William LaPlante, assistant secretary of the U.S. Air Force Credit: DoD

WASHINGTON — The sequestration-driven delay in awarding a contract for the U.S. Air Force’s next-generation space-object tracking system will add more than $70 million to the program’s cost, a top service acquisition official told lawmakers Oct. 23.

William LaPlante, principal deputy assistant secretary of the Air Force for acquisition, told the House Armed Services tactical air and land forces subcommittee that the automatic across-the-board budget cuts known as sequestration would hurt the service’s modernization efforts. He cited the Space Fence, a planned ground-based radar system that will dramatically improve the ability of the Department of Defense (DoD) to track objects in Earth orbit, as a prime example.

“The Space Fence contract was ready for award in early June; however, a DoD-level review driven by sequestration, delayed the decision to proceed into later in 2013,” LaPlante said, according to his written testimony. “With an affirmative decision in November, initial capability will slip about one year and costs will increase by over $70M.”

In August, the Air Force announced it would award the long-overdue contract for the Space Fence in March 2014, more than a year later than originally planned.
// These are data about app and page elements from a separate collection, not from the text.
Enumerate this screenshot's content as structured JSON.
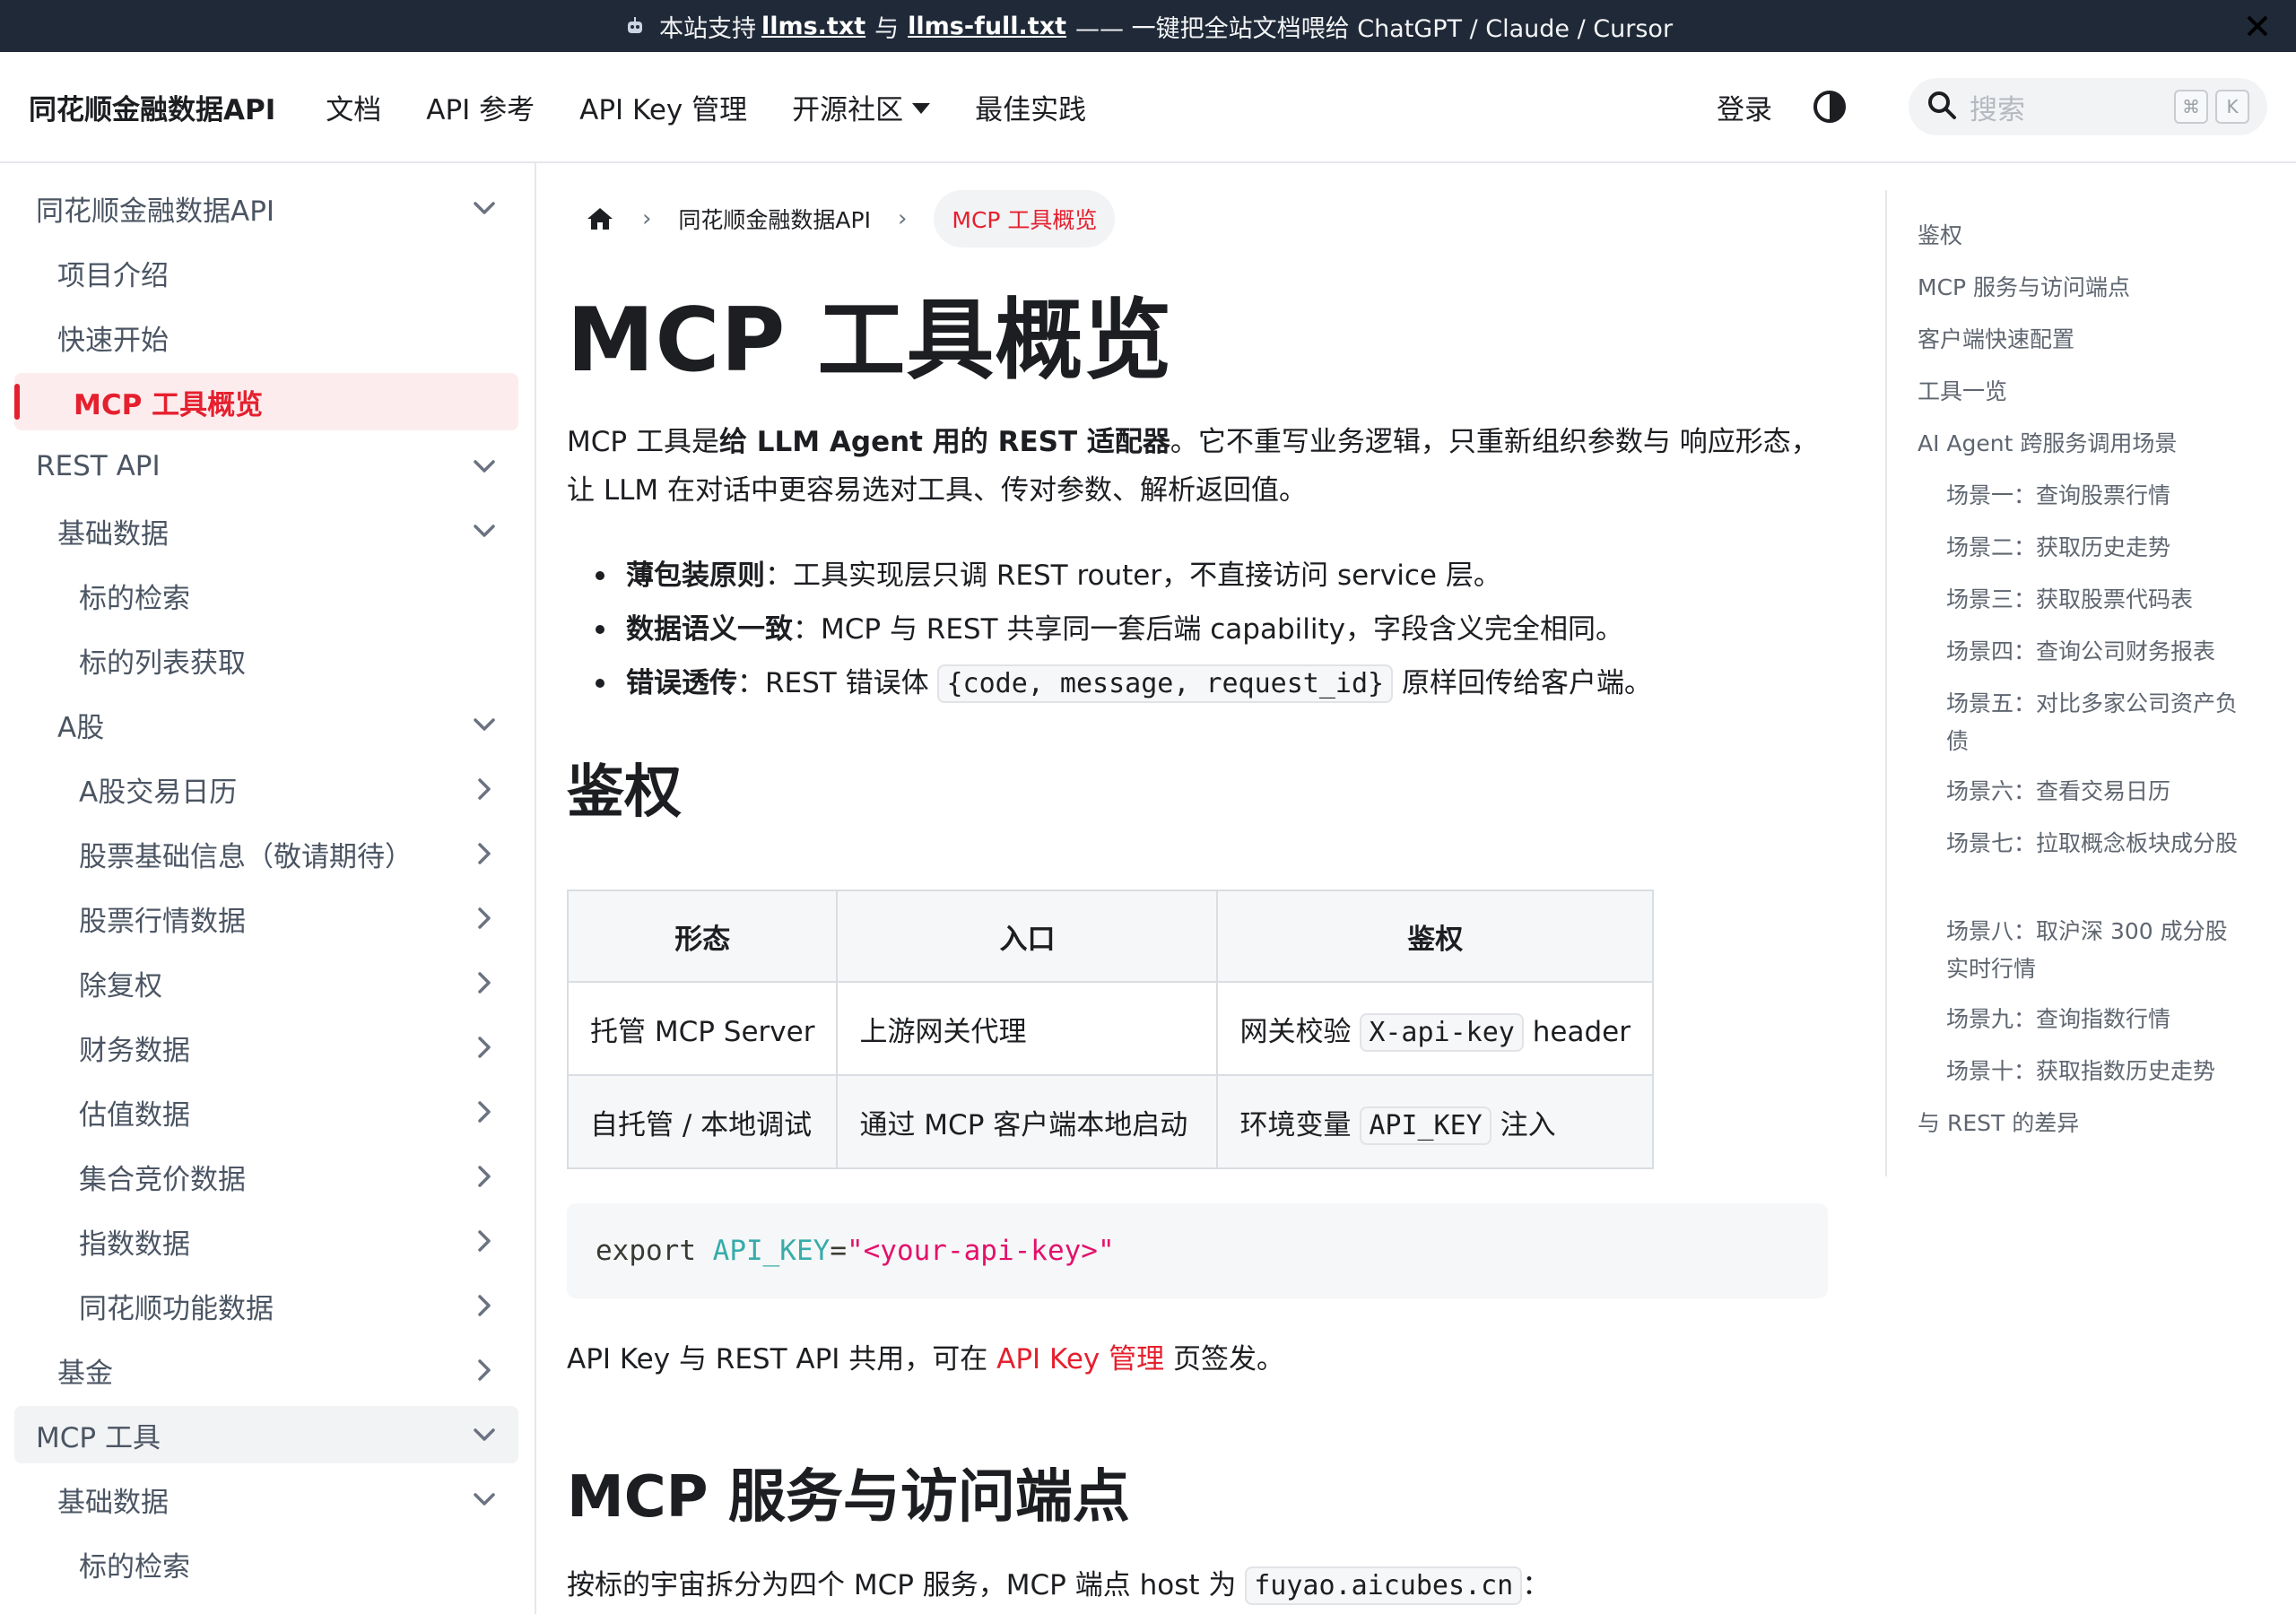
{
  "announcement": {
    "text_before": "本站支持",
    "link1": "llms.txt",
    "text_mid": "与",
    "link2": "llms-full.txt",
    "text_after": "—— 一键把全站文档喂给 ChatGPT / Claude / Cursor",
    "icon": "robot-icon"
  },
  "navbar": {
    "brand": "同花顺金融数据API",
    "links": [
      "文档",
      "API 参考",
      "API Key 管理",
      "开源社区",
      "最佳实践"
    ],
    "login": "登录",
    "search_placeholder": "搜索",
    "kbd1": "⌘",
    "kbd2": "K"
  },
  "sidebar": {
    "items": [
      {
        "label": "同花顺金融数据API",
        "level": 0,
        "chevron": "down"
      },
      {
        "label": "项目介绍",
        "level": 1
      },
      {
        "label": "快速开始",
        "level": 1
      },
      {
        "label": "MCP 工具概览",
        "level": 1,
        "active": true
      },
      {
        "label": "REST API",
        "level": 0,
        "chevron": "down"
      },
      {
        "label": "基础数据",
        "level": 1,
        "chevron": "down"
      },
      {
        "label": "标的检索",
        "level": 2
      },
      {
        "label": "标的列表获取",
        "level": 2
      },
      {
        "label": "A股",
        "level": 1,
        "chevron": "down"
      },
      {
        "label": "A股交易日历",
        "level": 2,
        "chevron": "right"
      },
      {
        "label": "股票基础信息（敬请期待）",
        "level": 2,
        "chevron": "right"
      },
      {
        "label": "股票行情数据",
        "level": 2,
        "chevron": "right"
      },
      {
        "label": "除复权",
        "level": 2,
        "chevron": "right"
      },
      {
        "label": "财务数据",
        "level": 2,
        "chevron": "right"
      },
      {
        "label": "估值数据",
        "level": 2,
        "chevron": "right"
      },
      {
        "label": "集合竞价数据",
        "level": 2,
        "chevron": "right"
      },
      {
        "label": "指数数据",
        "level": 2,
        "chevron": "right"
      },
      {
        "label": "同花顺功能数据",
        "level": 2,
        "chevron": "right"
      },
      {
        "label": "基金",
        "level": 1,
        "chevron": "right"
      },
      {
        "label": "MCP 工具",
        "level": 0,
        "chevron": "down",
        "highlight": true
      },
      {
        "label": "基础数据",
        "level": 1,
        "chevron": "down"
      },
      {
        "label": "标的检索",
        "level": 2
      }
    ]
  },
  "breadcrumb": {
    "home_icon": "home-icon",
    "crumb1": "同花顺金融数据API",
    "current": "MCP 工具概览"
  },
  "article": {
    "title": "MCP 工具概览",
    "intro": {
      "p1": "MCP 工具是",
      "b1": "给 LLM Agent 用的 REST 适配器",
      "p2": "。它不重写业务逻辑，只重新组织参数与 响应形态，",
      "line2": "让 LLM 在对话中更容易选对工具、传对参数、解析返回值。"
    },
    "bullets": [
      {
        "bold": "薄包装原则",
        "text": "：工具实现层只调 REST router，不直接访问 service 层。"
      },
      {
        "bold": "数据语义一致",
        "text": "：MCP 与 REST 共享同一套后端 capability，字段含义完全相同。"
      },
      {
        "bold": "错误透传",
        "text_before": "：REST 错误体 ",
        "code": "{code, message, request_id}",
        "text_after": " 原样回传给客户端。"
      }
    ],
    "h2_auth": "鉴权",
    "auth_table": {
      "headers": [
        "形态",
        "入口",
        "鉴权"
      ],
      "rows": [
        {
          "form": "托管 MCP Server",
          "entry": "上游网关代理",
          "auth_before": "网关校验 ",
          "auth_code": "X-api-key",
          "auth_after": " header"
        },
        {
          "form": "自托管 / 本地调试",
          "entry": "通过 MCP 客户端本地启动",
          "auth_before": "环境变量 ",
          "auth_code": "API_KEY",
          "auth_after": " 注入"
        }
      ]
    },
    "code": {
      "cmd": "export",
      "var": "API_KEY",
      "eq": "=",
      "str": "\"<your-api-key>\""
    },
    "key_para": {
      "before": "API Key 与 REST API 共用，可在 ",
      "link": "API Key 管理",
      "after": " 页签发。"
    },
    "h2_service": "MCP 服务与访问端点",
    "host_para": {
      "before": "按标的宇宙拆分为四个 MCP 服务，MCP 端点 host 为 ",
      "code": "fuyao.aicubes.cn",
      "after": "："
    }
  },
  "toc": [
    {
      "label": "鉴权",
      "sub": false
    },
    {
      "label": "MCP 服务与访问端点",
      "sub": false
    },
    {
      "label": "客户端快速配置",
      "sub": false
    },
    {
      "label": "工具一览",
      "sub": false
    },
    {
      "label": "AI Agent 跨服务调用场景",
      "sub": false
    },
    {
      "label": "场景一：查询股票行情",
      "sub": true
    },
    {
      "label": "场景二：获取历史走势",
      "sub": true
    },
    {
      "label": "场景三：获取股票代码表",
      "sub": true
    },
    {
      "label": "场景四：查询公司财务报表",
      "sub": true
    },
    {
      "label": "场景五：对比多家公司资产负债",
      "sub": true
    },
    {
      "label": "场景六：查看交易日历",
      "sub": true
    },
    {
      "label": "场景七：拉取概念板块成分股",
      "sub": true
    },
    {
      "label": "场景八：取沪深 300 成分股实时行情",
      "sub": true
    },
    {
      "label": "场景九：查询指数行情",
      "sub": true
    },
    {
      "label": "场景十：获取指数历史走势",
      "sub": true
    },
    {
      "label": "与 REST 的差异",
      "sub": false
    }
  ],
  "colors": {
    "accent": "#e5202e",
    "announce_bg": "#1f2937",
    "active_bg": "#fdecee"
  }
}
A new request for proposals for the program is expected to be issued in November. In the meantime, in a notice dated Sept. 16, the Air Force said it anticipates awarding up to two firm-fixed-price contracts lasting 5.5 months. Lockheed Martin and Raytheon plan to bid on a possible bridge contract under which the Air Force would fund demonstrations of the system’s operational flexibility.

Lockheed Martin Mission Systems and Training of Moorestown, N.J., and Raytheon Integrated Defense Systems of Tewksbury, Mass., have developed competing designs and prototypes for the new Space Fence, which would be capable of tracking greater numbers of smaller objects than current U.S. space surveillance assets.

The Air Force has spent at least $1.3 billion on the project since 2006, according to the Government Accountability Office.

The Space Fence, a follow-on to the now-mothballed Air Force Space Surveillance System, is among the service’s most important space-related modernization programs. Space surveillance has been accorded a high priority in the space community as the orbital environment becomes increasingly congested with working satellites and man-made debris.

“Space is also an important domain where we have to keep steady progress,” LaPlante said. “Modernization is not optional; it is required to execute core missions against future high-end threats. In short, we cannot afford to mortgage the future of our Air Force and the defense of our Nation.”

While he focused primarily on the effects sequestration and a continuing resolution are having on Defense Department acquisition and modernization efforts, LaPlante also addressed the impact of the recent government shutdown, saying the Air Force acquisition workforce lost more than 1.9 million man-hours of productivity and that work with industry was “severely” disrupted.

LaPlante warned that the double-barreled impact of sequestration and a continuing resolution could lead smaller companies to give up on Air Force business out of frustration with the now-crippled planning process. Already, from fiscal year 2012 to 2013, the service saw its small business obligations drop 19 percent, he said.

“Some may decide to just close their doors, while others may decide to exit the Air Force market and no longer maintain the technical expertise and status as qualified sources,” he said. “In either case, the costs associated with finding and qualifying new sources will further complicate an already complex situation.

Additionally, LaPlante said, the Air Force has shrunk its science and technology program by $190 million due to sequestration. The service recently sent out notices to 150 contractors and universities regarding grants that had been terminated, delayed or  revamped. The Air Force often depends on that research to conceive and incubate next-generation space and missile applications.

Mike Gruss covers military space issues, including the U.S. Air Force and Missile Defense Agency, for SpaceNews. He is a graduate of Miami University in Oxford, Ohio.